The same is true of the weekly circaseptan rhythm. That means that if you’re working on the Sabbath, you are breaking yourself. You need that break. You need that rest. Some studies have shown that people who take a 7th day off, tend to live longer than the average citizen. They’re simply in sync with the rhythm of life.
Custom or Creation
How do we know that these rhythms aren’t just social or religious customs?
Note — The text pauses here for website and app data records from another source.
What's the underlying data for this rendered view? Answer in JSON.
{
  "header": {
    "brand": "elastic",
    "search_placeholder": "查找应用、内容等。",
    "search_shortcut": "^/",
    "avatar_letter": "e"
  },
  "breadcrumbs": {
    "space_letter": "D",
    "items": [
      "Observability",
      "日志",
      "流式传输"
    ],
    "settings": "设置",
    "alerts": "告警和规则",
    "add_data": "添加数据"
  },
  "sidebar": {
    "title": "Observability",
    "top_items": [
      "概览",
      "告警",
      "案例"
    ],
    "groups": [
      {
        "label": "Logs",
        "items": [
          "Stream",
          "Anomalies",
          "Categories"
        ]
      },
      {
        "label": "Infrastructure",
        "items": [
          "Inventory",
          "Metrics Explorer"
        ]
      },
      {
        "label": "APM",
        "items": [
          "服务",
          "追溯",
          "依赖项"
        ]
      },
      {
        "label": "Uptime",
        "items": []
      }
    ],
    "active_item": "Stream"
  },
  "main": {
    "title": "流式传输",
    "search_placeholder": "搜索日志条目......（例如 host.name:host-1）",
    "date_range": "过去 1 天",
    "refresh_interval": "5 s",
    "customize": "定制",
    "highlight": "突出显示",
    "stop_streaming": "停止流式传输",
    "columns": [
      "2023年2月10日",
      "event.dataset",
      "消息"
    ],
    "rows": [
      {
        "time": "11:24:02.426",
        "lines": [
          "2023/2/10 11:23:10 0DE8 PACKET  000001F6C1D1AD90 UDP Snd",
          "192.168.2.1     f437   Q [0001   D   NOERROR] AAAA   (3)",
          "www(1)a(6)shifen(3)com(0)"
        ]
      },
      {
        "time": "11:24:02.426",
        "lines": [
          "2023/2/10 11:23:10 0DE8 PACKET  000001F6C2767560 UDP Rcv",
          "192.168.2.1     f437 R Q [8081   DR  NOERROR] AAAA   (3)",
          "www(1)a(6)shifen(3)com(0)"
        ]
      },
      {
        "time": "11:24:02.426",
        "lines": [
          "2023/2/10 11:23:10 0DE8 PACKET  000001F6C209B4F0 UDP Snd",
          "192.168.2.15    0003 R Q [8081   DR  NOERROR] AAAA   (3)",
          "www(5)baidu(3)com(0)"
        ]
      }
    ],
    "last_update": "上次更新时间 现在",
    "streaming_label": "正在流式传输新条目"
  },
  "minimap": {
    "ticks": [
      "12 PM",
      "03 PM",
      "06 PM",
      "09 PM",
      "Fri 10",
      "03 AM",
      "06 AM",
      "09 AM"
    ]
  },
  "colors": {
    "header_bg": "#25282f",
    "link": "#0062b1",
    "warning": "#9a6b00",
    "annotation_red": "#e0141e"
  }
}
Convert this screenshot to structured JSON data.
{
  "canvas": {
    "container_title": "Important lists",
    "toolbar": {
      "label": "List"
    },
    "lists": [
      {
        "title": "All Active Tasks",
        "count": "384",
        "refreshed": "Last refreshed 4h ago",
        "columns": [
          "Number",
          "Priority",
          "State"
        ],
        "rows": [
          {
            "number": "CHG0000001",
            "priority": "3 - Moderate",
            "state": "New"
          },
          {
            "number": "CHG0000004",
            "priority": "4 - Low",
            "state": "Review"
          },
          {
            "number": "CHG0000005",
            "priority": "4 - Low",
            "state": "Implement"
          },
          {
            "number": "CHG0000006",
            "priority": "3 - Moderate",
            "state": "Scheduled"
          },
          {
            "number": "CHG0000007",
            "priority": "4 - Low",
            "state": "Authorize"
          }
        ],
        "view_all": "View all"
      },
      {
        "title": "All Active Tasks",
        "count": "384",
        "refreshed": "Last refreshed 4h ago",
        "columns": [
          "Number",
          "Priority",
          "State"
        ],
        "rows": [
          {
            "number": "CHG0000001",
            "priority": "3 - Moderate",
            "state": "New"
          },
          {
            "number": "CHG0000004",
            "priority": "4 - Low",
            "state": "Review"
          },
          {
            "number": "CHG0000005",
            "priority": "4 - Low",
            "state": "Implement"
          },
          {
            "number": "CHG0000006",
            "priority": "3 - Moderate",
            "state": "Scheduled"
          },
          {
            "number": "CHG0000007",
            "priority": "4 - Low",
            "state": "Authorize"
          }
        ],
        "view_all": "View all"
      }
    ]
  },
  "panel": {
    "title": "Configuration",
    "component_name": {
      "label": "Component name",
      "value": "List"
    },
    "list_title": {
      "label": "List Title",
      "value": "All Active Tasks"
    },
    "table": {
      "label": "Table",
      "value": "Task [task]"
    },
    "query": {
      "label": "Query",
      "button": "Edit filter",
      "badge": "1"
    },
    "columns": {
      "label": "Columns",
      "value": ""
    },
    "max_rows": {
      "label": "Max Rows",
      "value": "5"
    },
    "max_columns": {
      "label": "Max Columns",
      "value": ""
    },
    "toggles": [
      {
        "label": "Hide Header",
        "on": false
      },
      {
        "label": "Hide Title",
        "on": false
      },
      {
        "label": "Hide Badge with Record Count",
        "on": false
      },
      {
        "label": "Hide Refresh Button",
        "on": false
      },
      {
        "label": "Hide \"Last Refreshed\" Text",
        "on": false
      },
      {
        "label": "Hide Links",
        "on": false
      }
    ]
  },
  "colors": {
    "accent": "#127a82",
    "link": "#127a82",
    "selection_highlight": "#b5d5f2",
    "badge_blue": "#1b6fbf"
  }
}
Perhaps, after several thousand years, the weekly cycle has simply been bred into us.
The problem with such a “social convention” explanation is that it can’t explain circaseptan rhythms in algae, Dahl rats, mice, guinea pigs, honeybees, beach beetles, and face flies.
In his writings, author Jeremy Campbell reports that circaseptan rhythms “are of very ancient origin, appearing in primitive one-celled organisms, and are thought to be present even in bacteria, the simplest form of life now existing.”
Here’s something really intriguing: While human teeth are growing, small lines or ridges form on the dental enamel about every seven days. The growing tooth might even be said to exhibit a weekly “rest” as it leaves behind a dark marker (just as trees show darker rings where their growth pauses in the winter). According to scientific researchers A. Mann, J. Monge, and M. Lampl in their book "Investigation Into the Relationship Between Perikymata Counts and Crown Formation Times," these lines - 30 to 40 microns apart - are called striae of Retzius. These stria are found even on the teeth of fossil hominids that lived long before modern culture ever existed.
Why should all living things have an innate seven-day cycle? The point of origin of all things created, what we nay call God, or Source Energy ... established within the design, certain rhythms that flow from the internal logic of our bodies. Much in the same way that creation continues forward based on it's default programming.
Just as we tune our radios to receive our favorite radio stations, so every living cell has embedded in its primal genetic material a resonant frequency—a clock, a beat that puts us in sync with the universe. That powerful, mysterious beat revolves around the number seven.
Are you in tune with your life-song? The Universe is playing your song. Find the frequency, find the Higher-Self guidance system within you. Tune in and ... stay tuned.
Just a thought ...
~Justin Taylor, ORDM., OCP., DM.
My thanks to Vibrant Life.